        client.ClientCredentials.UserName.UserName = username;
        client.ClientCredentials.UserName.Password = password;

        var item = client.ReadItem("tcm:0-3-1", EnumOpenMode.OpenModeView, 1);
        Console.WriteLine("Item: " + item.OuterXml);

        var publications = client.GetPublications();
        Console.WriteLine("Publications: " + publications.OuterXml);

The second example attempts to upload a templating DLL to the AssemblyTemplateUploadWebService:

public Example2()
    using (var client = new AssemblyTemplateUploadWebServiceSoapClient("AssemblyTemplateUploadWebServiceSoap"))
        client.ClientCredentials.UserName.UserName = username;
        client.ClientCredentials.UserName.Password = password;

        byte[] dllBytes = File.ReadAllBytes("dll/my-test.dll");

        var result = client.PerformStoreTemplateAssembly(dllBytes, null, "my-test.dll", "tcm:2-9011-2");
        Console.WriteLine("Result: " + result);


Popular posts from this blog

Running sp_updatestats on AWS RDS database

Part of the maintenance tasks that I perform on a MSSQL Content Manager database is to run stored procedure sp_updatestats . exec sp_updatestats However, that is not supported on an AWS RDS instance. The error message below indicates that only the sa  account can perform this: Msg 15247 , Level 16 , State 1 , Procedure sp_updatestats, Line 15 [Batch Start Line 0 ] User does not have permission to perform this action. Instead there are several posts that suggest using UPDATE STATISTICS instead: I stumbled upon the following post from 2008 (!!!), , which describes a way to wrap the call to sp_updatestats and execute it under a different user: create procedure dbo.sp_updstats with execute as 'dbo' as

Content Delivery Monitoring in AWS with CloudWatch

This post describes a way of monitoring a Tridion 9 combined Deployer by sending the health checks into a custom metric in CloudWatch in AWS. The same approach can also be used for other Content Delivery services. Once the metric is available in CloudWatch, we can create alarms in case the service errors out or becomes unresponsive. The overall architecture is as follows: Content Delivery service sends heartbeat (or exposes HTTP endpoint) for monitoring Monitoring Agent checks heartbeat (or HTTP health check) regularly and stores health state AWS lambda function: runs regularly reads the health state from Monitoring Agent pushes custom metrics into CloudWatch I am running the Deployer ( installation docs ) and Monitoring Agent ( installation docs ) on a t2.medium EC2 instance running CentOS on which I also installed the Systems Manager Agent (SSM Agent) ( installation docs ). In my case I have a combined Deployer that I want to monitor. This consists of an Endpoint and a

Debugging a Tridion 2011 Event System

OK, so you wrote your Tridion Event System.
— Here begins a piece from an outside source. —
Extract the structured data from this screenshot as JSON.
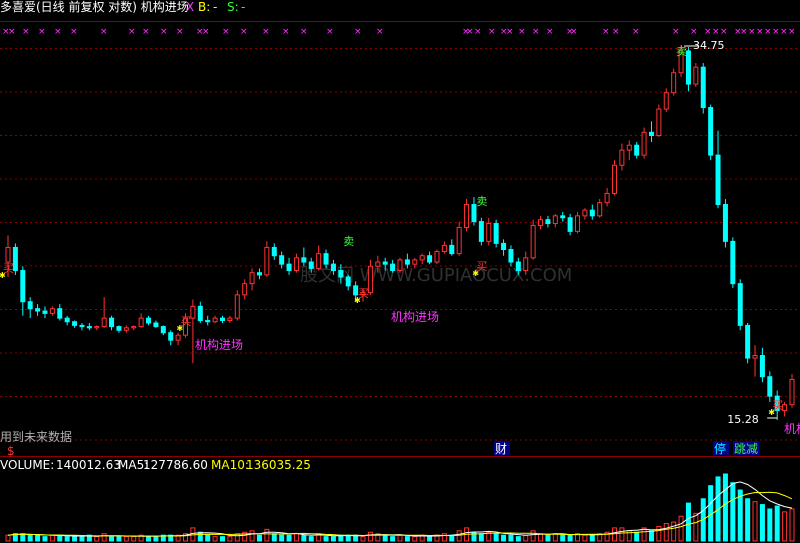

Now it's time to debug it. I know this is a hypothetical situtation -- your code never needs any kind of debugging ;) but indulge me... Recently, Alvin Reyes ( @nivlong ) blogged about being difficult to know how exactly to debug a Tridion Event System. More exactly, the question was " What process do I attach to for debugging even system code? ". Unfortunately, there is no simple or generic answer for it. Different events are fired by different Tridion CM modules. These modules run as different programs (or services) or run inside other programs (e.g. IIS). This means that you will need to monitor (or debug) different processes, based on which events your code handles. So the usual suspects are: dllhost.exe (or dllhost3g.exe ) - running as the MTSUser is the SDL Tridion Content Manager COM+ application and it fires events on generic TOM objects (e.g. events based on Tridion.ContentManager.Extensibility.Events.CrudEven